Try it -> In the entries, find all lines that hold the word "image" and copy them.

Given information ->
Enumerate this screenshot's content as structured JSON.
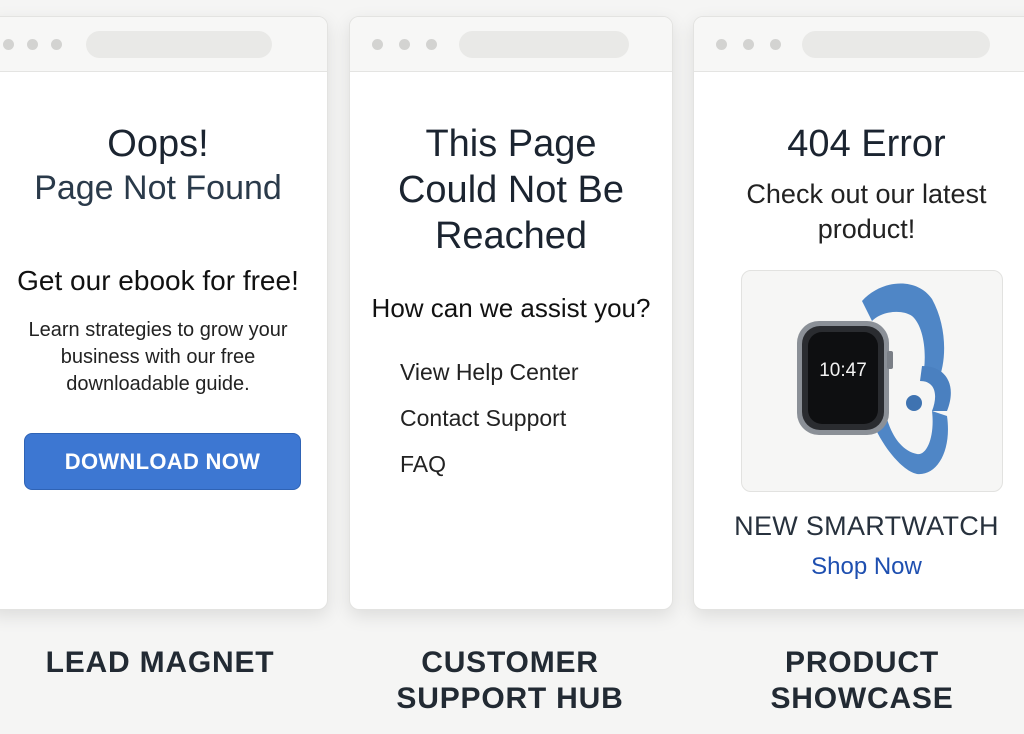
{
  "cards": [
    {
      "title": "Oops!",
      "subtitle": "Page Not Found",
      "offer_heading": "Get our ebook for free!",
      "description": "Learn strategies to grow your business with our free downloadable guide.",
      "button_label": "DOWNLOAD NOW",
      "caption": "LEAD MAGNET"
    },
    {
      "title": "This Page Could Not Be Reached",
      "question": "How can we assist you?",
      "links": [
        "View Help Center",
        "Contact Support",
        "FAQ"
      ],
      "caption": "CUSTOMER SUPPORT HUB"
    },
    {
      "title": "404 Error",
      "subtitle": "Check out our latest product!",
      "product_time": "10:47",
      "product_name": "NEW SMARTWATCH",
      "cta": "Shop Now",
      "caption": "PRODUCT SHOWCASE"
    }
  ],
  "colors": {
    "button_blue": "#3d77d2",
    "link_blue": "#1e4fb0",
    "watch_band": "#4f86c6"
  }
}
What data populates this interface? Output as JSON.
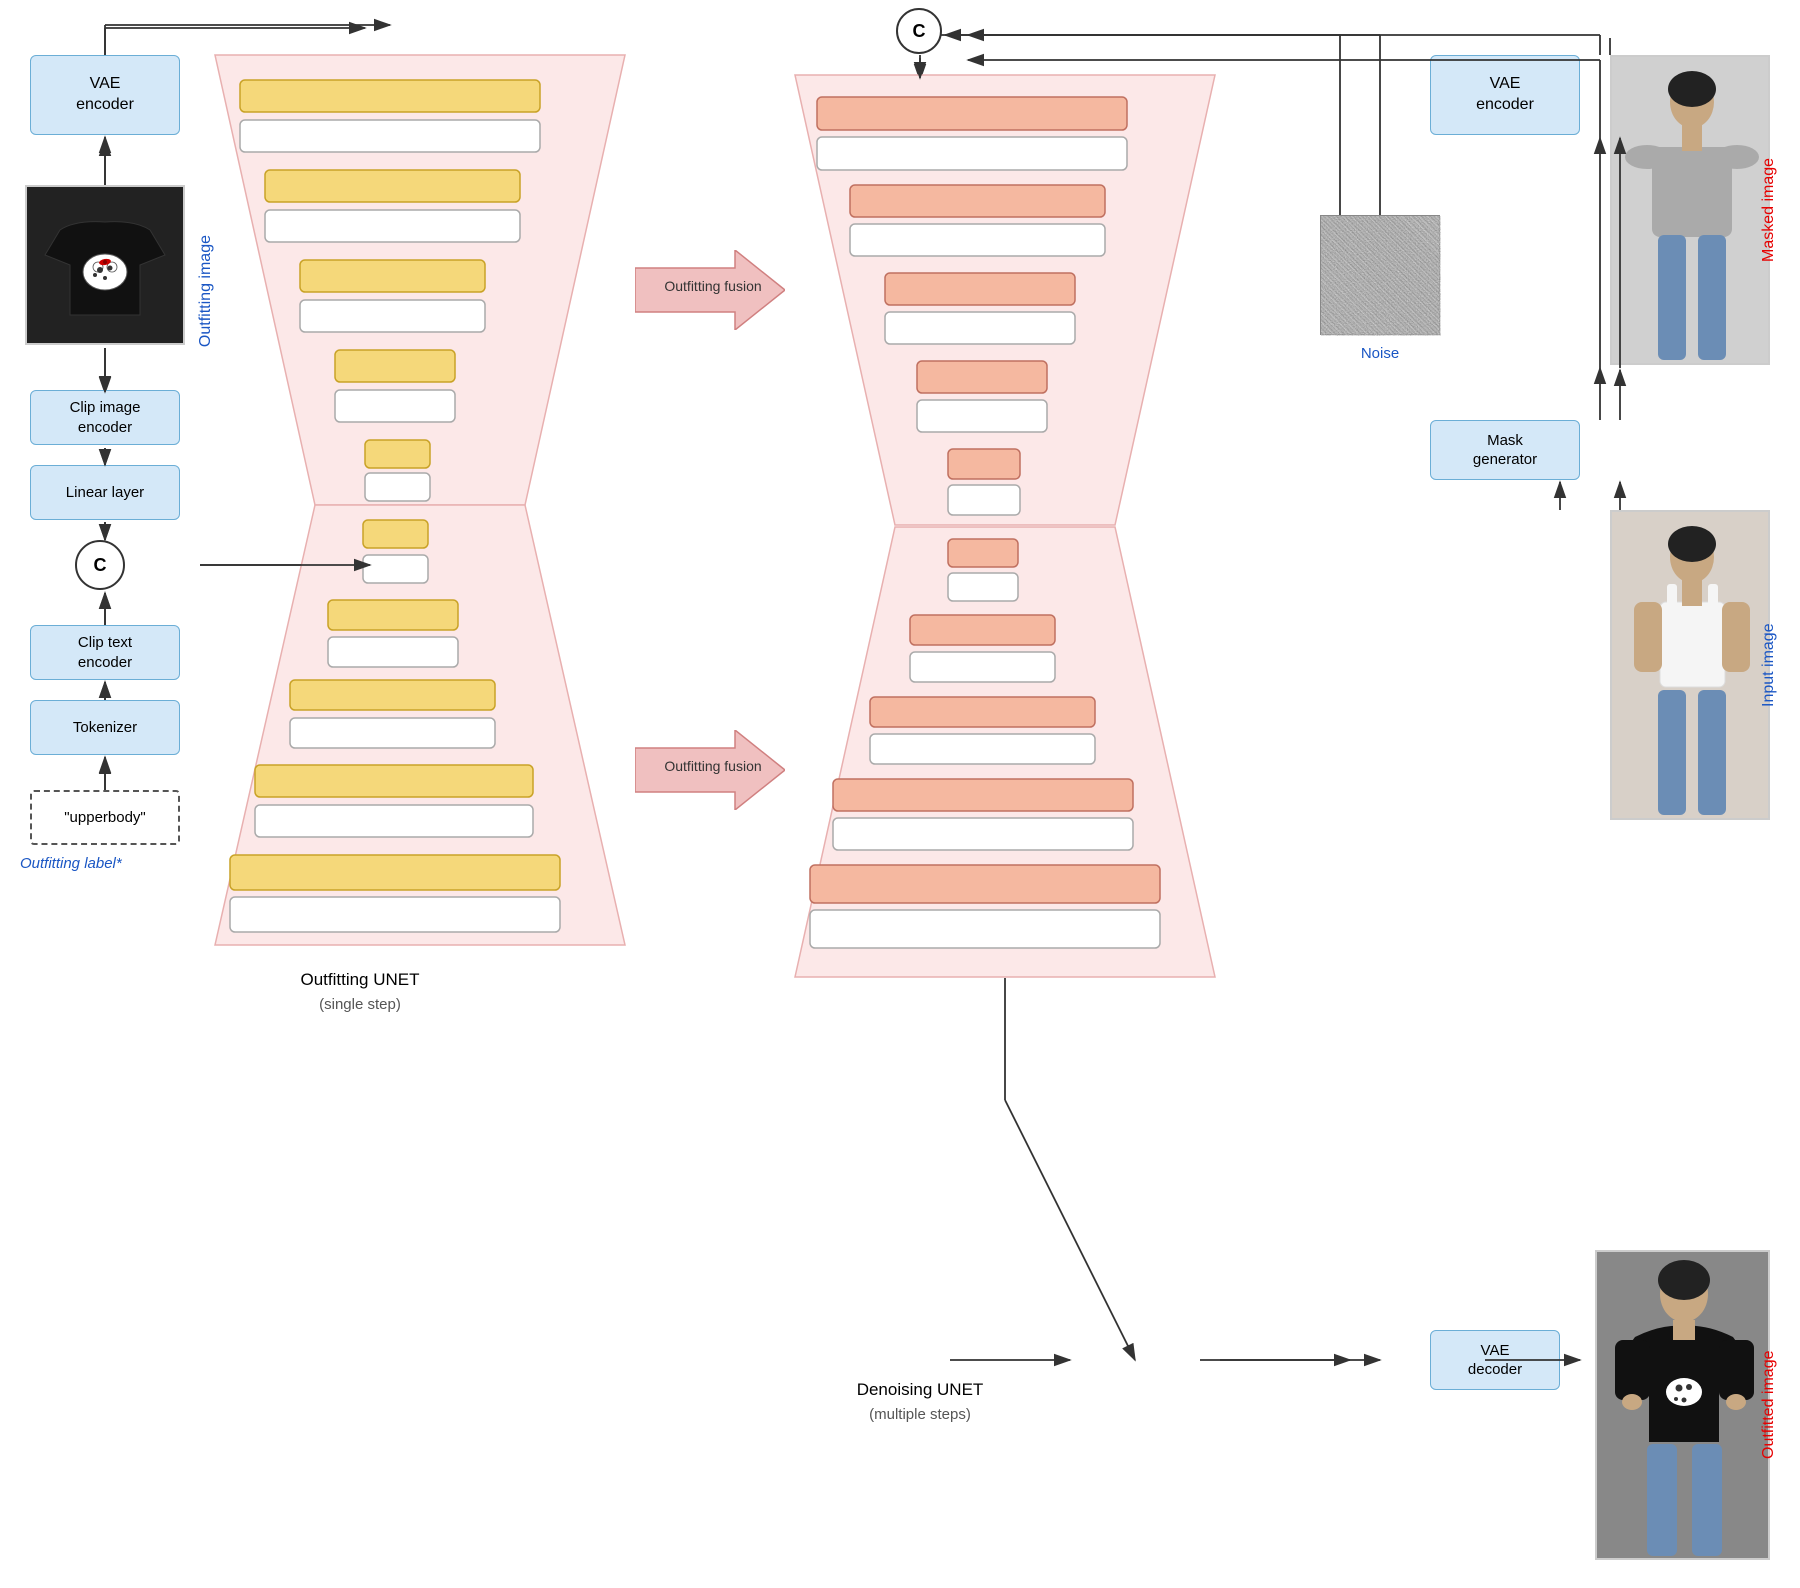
{
  "left_column": {
    "vae_encoder_left": "VAE\nencoder",
    "clip_image_encoder": "Clip image\nencoder",
    "linear_layer": "Linear layer",
    "concat_symbol": "C",
    "clip_text_encoder": "Clip text\nencoder",
    "tokenizer": "Tokenizer",
    "outfitting_label_box": "\"upperbody\"",
    "outfitting_label_text": "Outfitting label*"
  },
  "center": {
    "outfitting_image_label": "Outfitting image",
    "outfitting_fusion_top": "Outfitting fusion",
    "outfitting_fusion_bottom": "Outfitting fusion",
    "outfitting_unet_label": "Outfitting UNET",
    "outfitting_unet_sub": "(single step)",
    "denoising_unet_label": "Denoising UNET",
    "denoising_unet_sub": "(multiple steps)"
  },
  "right_column": {
    "vae_encoder_right": "VAE\nencoder",
    "concat_symbol": "C",
    "noise_label": "Noise",
    "masked_image_label": "Masked image",
    "mask_generator": "Mask\ngenerator",
    "input_image_label": "Input image",
    "vae_decoder": "VAE\ndecoder",
    "outfitted_image_label": "Outfitted image"
  },
  "colors": {
    "blue_box": "#d4e8f8",
    "blue_border": "#6baed6",
    "pink_bg": "#fce8e8",
    "yellow_layer": "#f5d87a",
    "accent_blue": "#1a56c4",
    "accent_red": "#e60000"
  }
}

Answer below ->
    "clip_image_encoder": "Clip image\nencoder",
    "outfitting_image_label": "Outfitting image",
    "masked_image_label": "Masked image",
    "input_image_label": "Input image",
    "outfitted_image_label": "Outfitted image"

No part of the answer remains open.